• **Try it**:
Show every line from the data below that includes "filled".

========

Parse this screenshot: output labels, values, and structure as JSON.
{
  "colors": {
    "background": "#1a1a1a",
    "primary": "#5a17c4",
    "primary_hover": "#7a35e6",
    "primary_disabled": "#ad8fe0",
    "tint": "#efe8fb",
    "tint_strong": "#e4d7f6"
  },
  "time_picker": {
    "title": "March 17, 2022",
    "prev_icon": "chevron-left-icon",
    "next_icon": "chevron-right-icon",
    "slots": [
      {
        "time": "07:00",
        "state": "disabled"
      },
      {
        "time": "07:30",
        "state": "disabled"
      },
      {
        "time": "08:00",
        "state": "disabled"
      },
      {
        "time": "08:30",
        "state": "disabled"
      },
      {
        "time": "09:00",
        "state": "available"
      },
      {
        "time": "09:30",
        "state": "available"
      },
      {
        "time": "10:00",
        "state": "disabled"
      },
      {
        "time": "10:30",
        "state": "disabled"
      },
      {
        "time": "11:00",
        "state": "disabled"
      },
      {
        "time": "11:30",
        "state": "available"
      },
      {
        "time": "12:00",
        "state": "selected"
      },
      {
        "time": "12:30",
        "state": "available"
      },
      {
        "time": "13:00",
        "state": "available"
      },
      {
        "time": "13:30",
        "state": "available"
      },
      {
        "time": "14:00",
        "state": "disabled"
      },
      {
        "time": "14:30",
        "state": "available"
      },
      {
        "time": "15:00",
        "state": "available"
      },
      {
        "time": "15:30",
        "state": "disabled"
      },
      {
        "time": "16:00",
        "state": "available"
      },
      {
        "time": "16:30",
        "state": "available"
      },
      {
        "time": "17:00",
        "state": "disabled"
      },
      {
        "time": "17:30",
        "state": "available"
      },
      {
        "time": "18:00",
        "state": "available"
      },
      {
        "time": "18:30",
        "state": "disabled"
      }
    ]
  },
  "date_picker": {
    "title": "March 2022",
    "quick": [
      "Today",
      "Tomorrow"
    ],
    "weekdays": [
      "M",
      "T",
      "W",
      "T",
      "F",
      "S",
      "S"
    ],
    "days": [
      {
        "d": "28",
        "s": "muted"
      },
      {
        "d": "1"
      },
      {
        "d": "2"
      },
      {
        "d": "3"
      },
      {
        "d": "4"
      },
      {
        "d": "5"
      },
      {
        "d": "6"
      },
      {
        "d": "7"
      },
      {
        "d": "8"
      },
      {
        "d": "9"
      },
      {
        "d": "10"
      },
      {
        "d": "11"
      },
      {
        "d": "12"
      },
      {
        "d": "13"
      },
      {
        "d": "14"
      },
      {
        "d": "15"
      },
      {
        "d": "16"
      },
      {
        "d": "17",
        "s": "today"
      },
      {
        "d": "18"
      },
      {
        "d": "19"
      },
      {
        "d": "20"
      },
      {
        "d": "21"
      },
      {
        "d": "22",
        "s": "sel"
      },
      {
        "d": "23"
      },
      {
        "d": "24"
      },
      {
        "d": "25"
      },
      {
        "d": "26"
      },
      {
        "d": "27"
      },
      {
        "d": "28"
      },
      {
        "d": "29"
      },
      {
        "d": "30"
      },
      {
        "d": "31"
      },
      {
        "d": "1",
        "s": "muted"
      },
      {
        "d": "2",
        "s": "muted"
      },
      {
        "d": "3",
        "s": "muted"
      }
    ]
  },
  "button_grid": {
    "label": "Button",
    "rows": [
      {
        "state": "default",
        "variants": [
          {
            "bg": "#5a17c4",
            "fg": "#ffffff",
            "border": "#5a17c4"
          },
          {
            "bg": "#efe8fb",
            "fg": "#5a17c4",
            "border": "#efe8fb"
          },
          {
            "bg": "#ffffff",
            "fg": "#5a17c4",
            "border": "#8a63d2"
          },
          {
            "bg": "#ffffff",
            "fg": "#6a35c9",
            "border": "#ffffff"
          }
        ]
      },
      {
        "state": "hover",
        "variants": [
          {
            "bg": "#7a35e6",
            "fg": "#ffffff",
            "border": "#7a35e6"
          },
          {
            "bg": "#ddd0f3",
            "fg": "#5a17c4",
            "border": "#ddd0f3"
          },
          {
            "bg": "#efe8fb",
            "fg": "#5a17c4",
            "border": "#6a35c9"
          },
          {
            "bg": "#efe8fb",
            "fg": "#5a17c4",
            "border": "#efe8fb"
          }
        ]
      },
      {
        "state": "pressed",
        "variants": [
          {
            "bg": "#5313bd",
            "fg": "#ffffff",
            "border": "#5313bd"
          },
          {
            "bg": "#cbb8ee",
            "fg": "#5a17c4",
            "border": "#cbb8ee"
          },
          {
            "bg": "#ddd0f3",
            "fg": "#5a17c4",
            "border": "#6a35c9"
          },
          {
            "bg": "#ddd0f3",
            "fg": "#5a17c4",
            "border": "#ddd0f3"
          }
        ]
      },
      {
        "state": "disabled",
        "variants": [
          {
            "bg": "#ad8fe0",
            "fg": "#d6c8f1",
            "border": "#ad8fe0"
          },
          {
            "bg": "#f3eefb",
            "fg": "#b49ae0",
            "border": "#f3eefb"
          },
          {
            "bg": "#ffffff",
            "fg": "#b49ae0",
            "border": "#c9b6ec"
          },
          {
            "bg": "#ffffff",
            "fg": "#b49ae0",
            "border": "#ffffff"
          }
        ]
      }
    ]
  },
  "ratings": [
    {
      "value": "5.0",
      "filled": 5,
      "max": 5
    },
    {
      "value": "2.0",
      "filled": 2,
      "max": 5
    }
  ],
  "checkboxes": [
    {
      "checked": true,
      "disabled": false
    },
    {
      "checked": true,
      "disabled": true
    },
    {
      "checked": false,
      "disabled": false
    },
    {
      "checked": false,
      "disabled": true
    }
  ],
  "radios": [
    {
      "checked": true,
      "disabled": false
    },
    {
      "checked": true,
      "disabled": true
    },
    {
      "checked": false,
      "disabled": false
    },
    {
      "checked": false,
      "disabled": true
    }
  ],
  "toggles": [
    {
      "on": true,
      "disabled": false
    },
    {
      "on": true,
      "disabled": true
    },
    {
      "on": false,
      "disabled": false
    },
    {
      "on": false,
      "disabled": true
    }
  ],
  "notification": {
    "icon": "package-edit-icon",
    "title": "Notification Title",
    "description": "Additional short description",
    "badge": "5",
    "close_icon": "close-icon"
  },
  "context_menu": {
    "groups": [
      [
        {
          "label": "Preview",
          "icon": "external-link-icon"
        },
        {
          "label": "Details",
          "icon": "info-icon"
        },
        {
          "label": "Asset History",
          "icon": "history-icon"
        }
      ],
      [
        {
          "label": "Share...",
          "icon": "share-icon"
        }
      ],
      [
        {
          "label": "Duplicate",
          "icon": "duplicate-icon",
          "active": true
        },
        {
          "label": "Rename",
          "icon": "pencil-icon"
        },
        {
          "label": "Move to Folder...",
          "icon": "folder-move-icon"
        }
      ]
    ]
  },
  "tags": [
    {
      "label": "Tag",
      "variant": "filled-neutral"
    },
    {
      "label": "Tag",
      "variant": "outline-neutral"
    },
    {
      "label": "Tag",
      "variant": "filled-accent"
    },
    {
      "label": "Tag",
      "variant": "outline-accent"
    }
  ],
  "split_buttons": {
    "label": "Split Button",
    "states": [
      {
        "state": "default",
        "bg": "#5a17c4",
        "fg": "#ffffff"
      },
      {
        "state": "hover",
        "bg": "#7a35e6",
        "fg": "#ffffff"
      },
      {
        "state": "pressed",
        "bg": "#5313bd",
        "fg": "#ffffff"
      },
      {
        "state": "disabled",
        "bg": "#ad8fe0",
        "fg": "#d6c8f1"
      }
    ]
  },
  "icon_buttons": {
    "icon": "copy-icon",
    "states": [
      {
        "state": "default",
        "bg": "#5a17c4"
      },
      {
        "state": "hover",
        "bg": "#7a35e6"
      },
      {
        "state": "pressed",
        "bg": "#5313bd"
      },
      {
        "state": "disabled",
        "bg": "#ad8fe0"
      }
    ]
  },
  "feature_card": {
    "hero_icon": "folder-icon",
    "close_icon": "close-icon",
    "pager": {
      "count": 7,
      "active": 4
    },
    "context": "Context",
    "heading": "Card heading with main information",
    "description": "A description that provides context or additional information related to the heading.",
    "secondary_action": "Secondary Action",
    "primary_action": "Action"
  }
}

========

• **Exercise answer**:
      "filled": 5,
      "filled": 2,
      "variant": "filled-neutral"
      "variant": "filled-accent"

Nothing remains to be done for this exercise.